Ask an ND: IBS
Sadly, irritable bowel syndrome (IBS) is just as pleasant as it sounds. Abdominal pain, cramping, changeable bowel movements and a generally, as you might guess, irritated bowel. Essentially this has become a catch-all condition in which any bowel irregularity in what looks to be a structurally normal colon gets put in this category. It can include gas, bloating, urgent stools, changeable stools, constipation, or frequent abdominal pain. There is no test for irritable bowel syndrome, or IBS as it is more commonly known, it’s simply a collection of symptoms that don’t have any other good explanation.
The bottom line is that there are as many faces of IBS as there are people with the diagnosis. The way your specific IBS looks depends on your own body and your own reaction to the environment, diet, nutritional status, stress levels (don’t forget your gut is your second brain) and your genetic tendencies. Managing your own IBS comes down to finding solutions that are right for your body and for your symptoms.
Good general steps for anyone include:
Fiber: Your digestive tract needs both soluble and insoluble fiber and most people in this culture don’t get nearly enough. The suggested dose from food and supplements is 25 grams daily but most people get 12 or less.

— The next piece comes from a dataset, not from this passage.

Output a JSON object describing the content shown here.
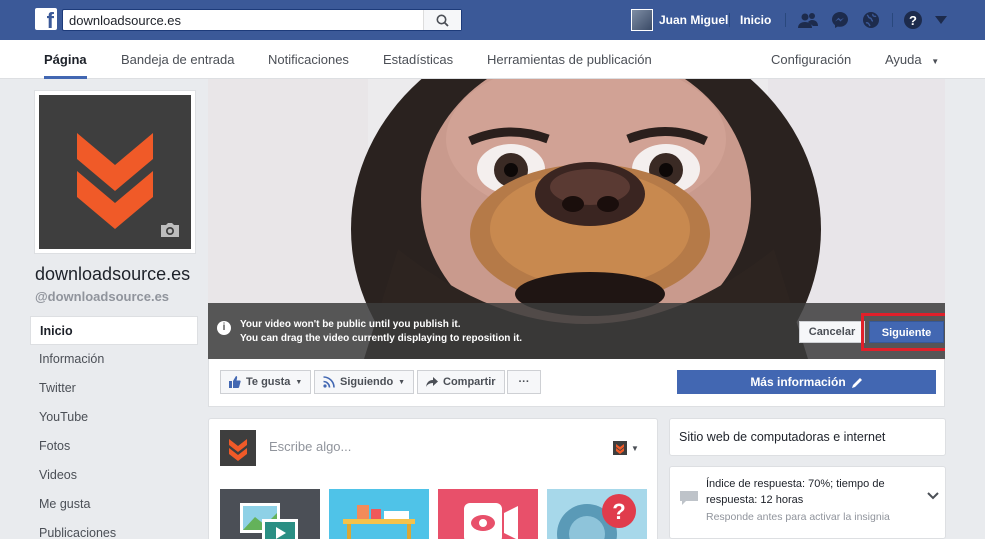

Water: Like every other part of you, your intestines need enough water to work. If they’re not getting enough water, or if you’re taking high quantities of allergy medicines (we are in Austin after all) then your intestines may just be too dry.
- Check the Prescriptions: Many common prescriptions have side effects that include diarrhea, constipation, cramping, gas and bloating. If something you’re taking is causing problems for you then it’s possible your doctor could help you find another medication that will suit your body better.
Food: Cleaning up your intake a little bit can make the whole digestive machinery work better. Decreasing hard to digest foods like dairy and grains and focusing more on fruits, veggies and lean meats will make a huge difference. Cutting out the processed foods can also take a huge burden off of your digestion.
Glutamine: Many intestine rebuilders contain glutamine, which is soothing and healing to the intestinal lining. This can make a big difference if there’s been damage.
Great ideas if you tend to be more constipated:
Magnesium: Magnesium helps your bowel to relax and allow everything to pass through more easily. This is a great help if you have a lot of cramping, spasms in your digestive system, or difficult constipation. The dosage is different from person to person so adjust it until you find the dose that helps your bowel movements but doesn’t give you loose stools.
Digestive Enzymes with HCL: Sometimes things aren’t moving because your body is struggling to break them down. A strong digestive enzyme with hydrochloric acid can help get the machinery working again. Make sure to take one or two with each meal.
Support for Loose Bowels
Probiotics: In truth these helpful bacteria can help with constipation or diarrhea because they help to regulate the way digestion happens. You need these beneficial bugs to digest your food properly.
Charcoal or clay: Either of these binders, taken internally, will help to absorb any toxins from bad bacteria in the bowels. This stops the automatic purge reaction that happens in response to high toxins and lets your digestive tract slow down to normal.
Decreasing Gas and Bloating
Fennel and Ginger: These herbs can help calm gas production and reduce bloating. There are many great combination formulas available that will ease gas pains.
Digestive Enzymes: Often gas and bloating happen because food isn’t digesting so it begins to ferment in the digestive tract. Making sure that you’re actually breaking down your food effectively will stop fermentation before it starts.
If you are struggling with a combination of symptoms or symptoms that seems to change frequently then it’s a great time to work with a practitioner. They can help you find the best combination of products or lifestyle changes for your body and your symptoms.
by Amy Neuzil, ND